An increasing number of young German-born Turks are exploring their origins and identity as stand-up comedians and finding a large public in the process. Fatih Cevikkollu is one of them. Petra Tabeling met up with him
Kaya Yanar and his television show "Was guckst du?" (What are you lookin' at?) have made German-Turkish comedy popular. Where do you fit in?
Fatih Cevikkollu: Kaya Yanar's show has contributed to an image of the Turk as the doorman who can't speak German properly, not exactly the brightest of all people. I don't think Kaya can speak a single word of Turkish.
In Turkey we say "bir lisan bir insan", a language is a person. When you can speak a language, you know the attitude towards life in that nation. If this skill is lacking, you are simply not culturally connected. Culture is cuisine, music, life. And when you can't speak the language, then you don't have this very elementary key - the means to access this culture - at your disposal.

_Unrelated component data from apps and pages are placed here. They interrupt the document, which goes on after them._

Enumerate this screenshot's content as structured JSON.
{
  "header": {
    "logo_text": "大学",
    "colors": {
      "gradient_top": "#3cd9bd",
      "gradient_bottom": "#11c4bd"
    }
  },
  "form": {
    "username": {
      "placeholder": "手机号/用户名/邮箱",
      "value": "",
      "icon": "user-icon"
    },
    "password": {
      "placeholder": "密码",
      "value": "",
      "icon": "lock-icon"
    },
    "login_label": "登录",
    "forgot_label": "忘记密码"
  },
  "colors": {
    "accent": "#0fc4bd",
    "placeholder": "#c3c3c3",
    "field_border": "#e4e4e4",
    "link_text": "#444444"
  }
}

My experience is that the many Turks I know who have watched the program find it insulting and discriminatory.
You studied at the Ernst Busch School for Performing Arts in Berlin and spent many years working in theatre. Do you now feel as if you have found your place in political cabaret?

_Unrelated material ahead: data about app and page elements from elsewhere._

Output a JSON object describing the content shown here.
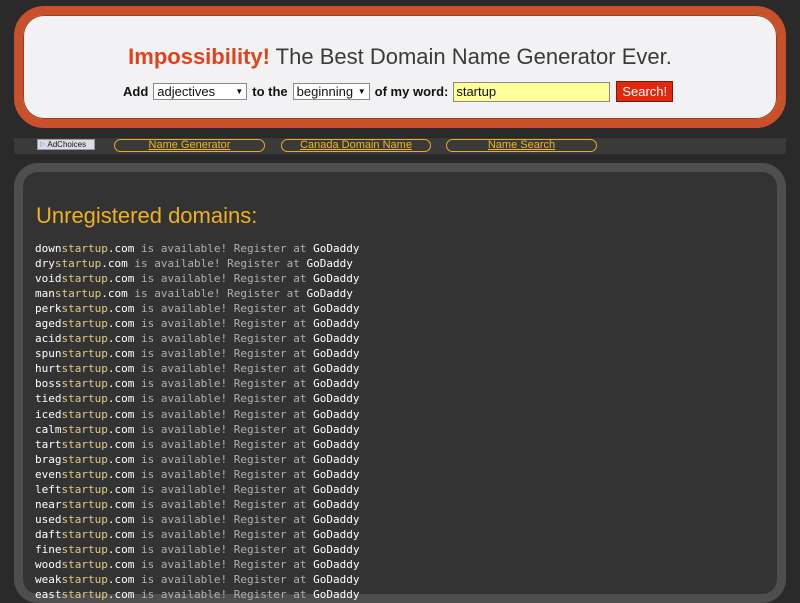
{
  "header": {
    "brand": "Impossibility!",
    "tagline": " The Best Domain Name Generator Ever.",
    "add_label": "Add",
    "to_the_label": "to the",
    "of_my_word_label": "of my word:",
    "type_select_value": "adjectives",
    "position_select_value": "beginning",
    "word_value": "startup",
    "search_label": "Search!"
  },
  "navbar": {
    "adchoices": "AdChoices",
    "links": [
      "Name Generator",
      "Canada Domain Name",
      "Name Search"
    ]
  },
  "main": {
    "title": "Unregistered domains:",
    "base_word": "startup",
    "tld": ".com",
    "available_text": " is available! Register at ",
    "registrar": "GoDaddy",
    "prefixes": [
      "down",
      "dry",
      "void",
      "man",
      "perk",
      "aged",
      "acid",
      "spun",
      "hurt",
      "boss",
      "tied",
      "iced",
      "calm",
      "tart",
      "brag",
      "even",
      "left",
      "near",
      "used",
      "daft",
      "fine",
      "wood",
      "weak",
      "east"
    ]
  },
  "colors": {
    "brand_red": "#e0421e",
    "header_border": "#c8502a",
    "accent_gold": "#f0b020",
    "base_word_color": "#e3ca8a",
    "input_yellow": "#ffff99",
    "search_button": "#e0280e"
  }
}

Cevikkollu: Looking back from where I am now, I feel that it was a logical development. I also got to know theatre as a type of machine where everyone has their function. I then said to myself, "Thank you very much, that was all well and good." There are plenty of other things to say, personal statements, for example. I maintain that every Turk who lives in this country and is in the public eye has to be political.
When a foreigner, a Turk, someone from the margins of society, makes a public appearance, he is always compared to the image that is produced – per se. The fact that the Turk is not being seen as the hero of the nation, but rather as its doormat, is an image problem. To appear in public and find one's place under these conditions is very difficult, but important nonetheless.
I want to present myself as an example of Germany at this point in time, a kind of taking stock of the current state of affairs, as it were, far removed from the images that usually pass for reality.
Your parents have since moved back to Turkey. You have described the life of your family in Cologne as "life in stand-by mode."
Cevikkollu: The basic idea of my show is to provide my own viewpoint of the fatherland - hence the name "Fatihland" - to show that it is only natural that we live and are staying here. Both sides made a number of mistakes on the way to getting to this point, like the integration policy that never happened, and so on. This history has caused a great deal of anxiety and frustration.
What do you think went wrong with German policy?
Cevikkollu: The guest worker arrangement was a temporary measure. The agreement was that we would come, stay, and then leave. Everything had a time limit, but the limit was never set.
Then there was the position of the German government: you have your dormitory, your job, and, afterwards, you can return home to wherever you came from. You don't need to speak the language. There was never any plan for socialization, never a thought to integrating foreigners into society.
Your jokes about your friend, the Brazilian Caio, and an Italian always go down well with German audiences. Is this also a form of muted criticism of a "positive racism" in Germany?
Cevikkollu: Yes, you could put it that way.
What plans do you have for the future? What comes after "Fatihland," your current show?
Cevikkollu: My biggest plan is just to perform "Fatihland" and to produce a Turkish version, as my audience is predominantly German.
There are hardly any Turks who grew up in Germany and have gone on stage in Turkey to tell the people there our history. I would like to start this experiment and perform the show in Turkish here in Germany.
Interview conducted by Petra Tabeling
© Qantara.de 2007
Translated from the German by John Bergeron